Data about app and page elements:
»»

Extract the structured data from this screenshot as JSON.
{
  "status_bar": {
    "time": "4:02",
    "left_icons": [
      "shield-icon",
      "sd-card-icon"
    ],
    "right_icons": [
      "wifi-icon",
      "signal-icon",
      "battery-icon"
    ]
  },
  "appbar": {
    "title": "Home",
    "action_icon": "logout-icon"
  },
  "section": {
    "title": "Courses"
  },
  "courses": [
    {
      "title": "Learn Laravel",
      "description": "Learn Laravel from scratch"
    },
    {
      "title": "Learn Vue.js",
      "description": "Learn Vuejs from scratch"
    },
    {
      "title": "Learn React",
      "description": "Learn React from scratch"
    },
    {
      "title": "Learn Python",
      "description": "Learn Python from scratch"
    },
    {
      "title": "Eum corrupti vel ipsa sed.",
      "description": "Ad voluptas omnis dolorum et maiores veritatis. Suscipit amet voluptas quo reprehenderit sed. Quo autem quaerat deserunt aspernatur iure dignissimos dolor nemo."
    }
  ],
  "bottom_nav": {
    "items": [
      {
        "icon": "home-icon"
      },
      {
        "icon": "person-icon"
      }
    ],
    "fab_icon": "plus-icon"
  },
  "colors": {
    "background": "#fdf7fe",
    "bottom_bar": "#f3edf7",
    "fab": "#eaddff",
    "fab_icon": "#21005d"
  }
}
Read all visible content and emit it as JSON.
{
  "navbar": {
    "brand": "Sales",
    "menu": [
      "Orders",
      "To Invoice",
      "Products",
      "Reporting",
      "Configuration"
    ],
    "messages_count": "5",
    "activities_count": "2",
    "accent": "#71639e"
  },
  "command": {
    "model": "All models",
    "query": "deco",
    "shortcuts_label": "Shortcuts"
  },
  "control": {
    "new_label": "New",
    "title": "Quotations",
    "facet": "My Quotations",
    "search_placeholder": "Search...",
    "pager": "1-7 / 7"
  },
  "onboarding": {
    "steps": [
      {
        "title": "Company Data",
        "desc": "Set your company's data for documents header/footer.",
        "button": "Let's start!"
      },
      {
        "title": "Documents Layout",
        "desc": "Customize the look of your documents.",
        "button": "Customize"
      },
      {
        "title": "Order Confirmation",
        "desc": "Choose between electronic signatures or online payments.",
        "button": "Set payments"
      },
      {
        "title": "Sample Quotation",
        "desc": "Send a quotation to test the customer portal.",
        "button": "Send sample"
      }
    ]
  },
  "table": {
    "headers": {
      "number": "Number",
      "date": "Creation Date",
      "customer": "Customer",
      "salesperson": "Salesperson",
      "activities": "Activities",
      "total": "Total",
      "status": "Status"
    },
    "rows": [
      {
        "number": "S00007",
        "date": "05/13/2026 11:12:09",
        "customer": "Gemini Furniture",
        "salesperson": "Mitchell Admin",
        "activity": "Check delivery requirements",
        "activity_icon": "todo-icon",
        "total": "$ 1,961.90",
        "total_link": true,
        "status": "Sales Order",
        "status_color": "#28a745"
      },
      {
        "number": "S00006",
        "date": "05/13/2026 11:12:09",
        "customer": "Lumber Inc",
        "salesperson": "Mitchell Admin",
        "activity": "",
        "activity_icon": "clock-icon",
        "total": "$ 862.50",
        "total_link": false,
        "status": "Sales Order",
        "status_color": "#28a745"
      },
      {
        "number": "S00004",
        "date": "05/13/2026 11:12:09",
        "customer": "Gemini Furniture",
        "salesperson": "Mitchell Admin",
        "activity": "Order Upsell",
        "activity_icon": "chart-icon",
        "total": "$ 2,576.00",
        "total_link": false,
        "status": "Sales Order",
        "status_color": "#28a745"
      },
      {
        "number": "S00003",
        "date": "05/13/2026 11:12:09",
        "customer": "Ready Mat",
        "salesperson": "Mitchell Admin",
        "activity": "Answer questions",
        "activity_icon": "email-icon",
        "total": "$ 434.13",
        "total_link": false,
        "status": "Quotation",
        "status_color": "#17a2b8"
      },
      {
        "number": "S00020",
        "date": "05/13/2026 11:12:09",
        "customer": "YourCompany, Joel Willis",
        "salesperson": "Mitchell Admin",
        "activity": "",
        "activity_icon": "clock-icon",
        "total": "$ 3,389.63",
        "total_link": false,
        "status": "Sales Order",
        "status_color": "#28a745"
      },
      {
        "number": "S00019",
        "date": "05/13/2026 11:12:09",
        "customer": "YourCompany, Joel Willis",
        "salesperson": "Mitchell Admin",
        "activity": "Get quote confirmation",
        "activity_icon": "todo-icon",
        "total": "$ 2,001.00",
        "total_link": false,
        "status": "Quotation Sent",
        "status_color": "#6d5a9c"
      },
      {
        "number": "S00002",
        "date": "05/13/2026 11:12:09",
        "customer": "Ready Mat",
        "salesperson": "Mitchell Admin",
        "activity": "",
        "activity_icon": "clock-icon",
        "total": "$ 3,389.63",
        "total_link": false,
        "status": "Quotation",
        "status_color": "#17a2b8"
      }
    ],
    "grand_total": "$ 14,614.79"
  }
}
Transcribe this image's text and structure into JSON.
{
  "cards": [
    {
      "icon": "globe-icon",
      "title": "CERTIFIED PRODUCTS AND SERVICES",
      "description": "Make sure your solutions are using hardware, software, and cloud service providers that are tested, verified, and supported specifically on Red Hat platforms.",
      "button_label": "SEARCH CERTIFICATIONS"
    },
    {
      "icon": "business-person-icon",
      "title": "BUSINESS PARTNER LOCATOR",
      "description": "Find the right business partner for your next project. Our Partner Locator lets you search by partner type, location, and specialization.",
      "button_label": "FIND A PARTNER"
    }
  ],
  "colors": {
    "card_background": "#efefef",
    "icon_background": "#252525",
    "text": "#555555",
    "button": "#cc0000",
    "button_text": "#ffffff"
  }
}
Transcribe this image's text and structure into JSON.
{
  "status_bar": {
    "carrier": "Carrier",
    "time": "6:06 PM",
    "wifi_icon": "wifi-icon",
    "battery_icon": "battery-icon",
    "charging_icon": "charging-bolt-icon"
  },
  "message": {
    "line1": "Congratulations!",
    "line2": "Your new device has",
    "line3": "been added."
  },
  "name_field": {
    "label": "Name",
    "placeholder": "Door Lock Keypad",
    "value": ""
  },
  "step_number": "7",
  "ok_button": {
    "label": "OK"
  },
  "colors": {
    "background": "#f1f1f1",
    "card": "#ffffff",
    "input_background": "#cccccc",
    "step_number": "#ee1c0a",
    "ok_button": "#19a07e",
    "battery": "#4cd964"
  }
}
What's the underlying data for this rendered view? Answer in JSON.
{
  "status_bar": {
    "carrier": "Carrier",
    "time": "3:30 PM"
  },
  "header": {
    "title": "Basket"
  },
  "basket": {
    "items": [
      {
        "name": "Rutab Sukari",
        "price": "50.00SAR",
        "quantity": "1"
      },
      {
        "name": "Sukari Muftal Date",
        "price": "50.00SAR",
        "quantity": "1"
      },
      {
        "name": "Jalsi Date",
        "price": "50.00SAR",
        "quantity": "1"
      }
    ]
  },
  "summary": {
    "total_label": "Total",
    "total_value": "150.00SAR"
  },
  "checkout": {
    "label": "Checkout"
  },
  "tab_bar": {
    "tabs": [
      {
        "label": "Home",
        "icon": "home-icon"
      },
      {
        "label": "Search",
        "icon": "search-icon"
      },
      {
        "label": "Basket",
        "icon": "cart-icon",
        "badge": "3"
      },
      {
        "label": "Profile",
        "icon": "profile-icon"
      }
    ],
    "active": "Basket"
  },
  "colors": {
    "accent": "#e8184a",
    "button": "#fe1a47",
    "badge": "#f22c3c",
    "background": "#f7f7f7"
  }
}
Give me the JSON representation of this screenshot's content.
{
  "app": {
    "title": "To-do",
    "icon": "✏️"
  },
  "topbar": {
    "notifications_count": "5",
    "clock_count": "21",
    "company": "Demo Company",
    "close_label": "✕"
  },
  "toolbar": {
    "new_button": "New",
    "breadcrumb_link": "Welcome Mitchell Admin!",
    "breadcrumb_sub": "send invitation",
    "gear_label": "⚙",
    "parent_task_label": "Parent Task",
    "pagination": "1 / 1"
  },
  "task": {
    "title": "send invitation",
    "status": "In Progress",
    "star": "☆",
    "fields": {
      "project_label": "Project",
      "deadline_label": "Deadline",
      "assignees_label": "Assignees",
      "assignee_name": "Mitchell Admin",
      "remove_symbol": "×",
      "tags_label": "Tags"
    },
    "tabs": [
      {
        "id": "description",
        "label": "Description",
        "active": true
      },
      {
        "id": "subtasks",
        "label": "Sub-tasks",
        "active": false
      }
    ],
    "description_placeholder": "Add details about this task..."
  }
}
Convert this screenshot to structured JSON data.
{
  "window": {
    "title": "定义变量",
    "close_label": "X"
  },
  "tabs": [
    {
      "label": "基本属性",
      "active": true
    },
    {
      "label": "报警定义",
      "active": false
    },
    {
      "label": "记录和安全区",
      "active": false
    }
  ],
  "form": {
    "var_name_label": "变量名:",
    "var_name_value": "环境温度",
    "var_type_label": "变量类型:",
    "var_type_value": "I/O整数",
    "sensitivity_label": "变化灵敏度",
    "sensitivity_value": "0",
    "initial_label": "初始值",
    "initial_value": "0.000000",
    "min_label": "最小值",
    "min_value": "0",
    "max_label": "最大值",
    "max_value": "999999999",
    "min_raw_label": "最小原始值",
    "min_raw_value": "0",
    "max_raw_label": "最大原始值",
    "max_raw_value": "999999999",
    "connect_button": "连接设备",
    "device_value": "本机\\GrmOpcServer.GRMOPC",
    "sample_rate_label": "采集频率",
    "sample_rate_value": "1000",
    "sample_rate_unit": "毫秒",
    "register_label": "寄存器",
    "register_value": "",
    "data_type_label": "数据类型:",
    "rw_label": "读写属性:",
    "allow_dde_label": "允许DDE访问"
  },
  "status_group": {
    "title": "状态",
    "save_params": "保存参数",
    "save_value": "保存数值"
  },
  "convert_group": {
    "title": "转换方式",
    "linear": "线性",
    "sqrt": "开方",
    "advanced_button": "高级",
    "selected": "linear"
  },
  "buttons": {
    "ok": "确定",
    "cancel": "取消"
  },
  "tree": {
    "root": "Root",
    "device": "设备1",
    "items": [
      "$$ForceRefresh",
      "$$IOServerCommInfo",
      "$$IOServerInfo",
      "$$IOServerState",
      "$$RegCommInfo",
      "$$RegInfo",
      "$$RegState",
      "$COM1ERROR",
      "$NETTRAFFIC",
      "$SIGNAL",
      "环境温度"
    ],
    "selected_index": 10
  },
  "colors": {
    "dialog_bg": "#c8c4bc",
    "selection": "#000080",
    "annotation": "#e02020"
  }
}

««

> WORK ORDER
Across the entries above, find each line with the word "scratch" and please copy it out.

> ANSWER FOR THE TASK
      "description": "Learn Laravel from scratch"
      "description": "Learn Vuejs from scratch"
      "description": "Learn React from scratch"
      "description": "Learn Python from scratch"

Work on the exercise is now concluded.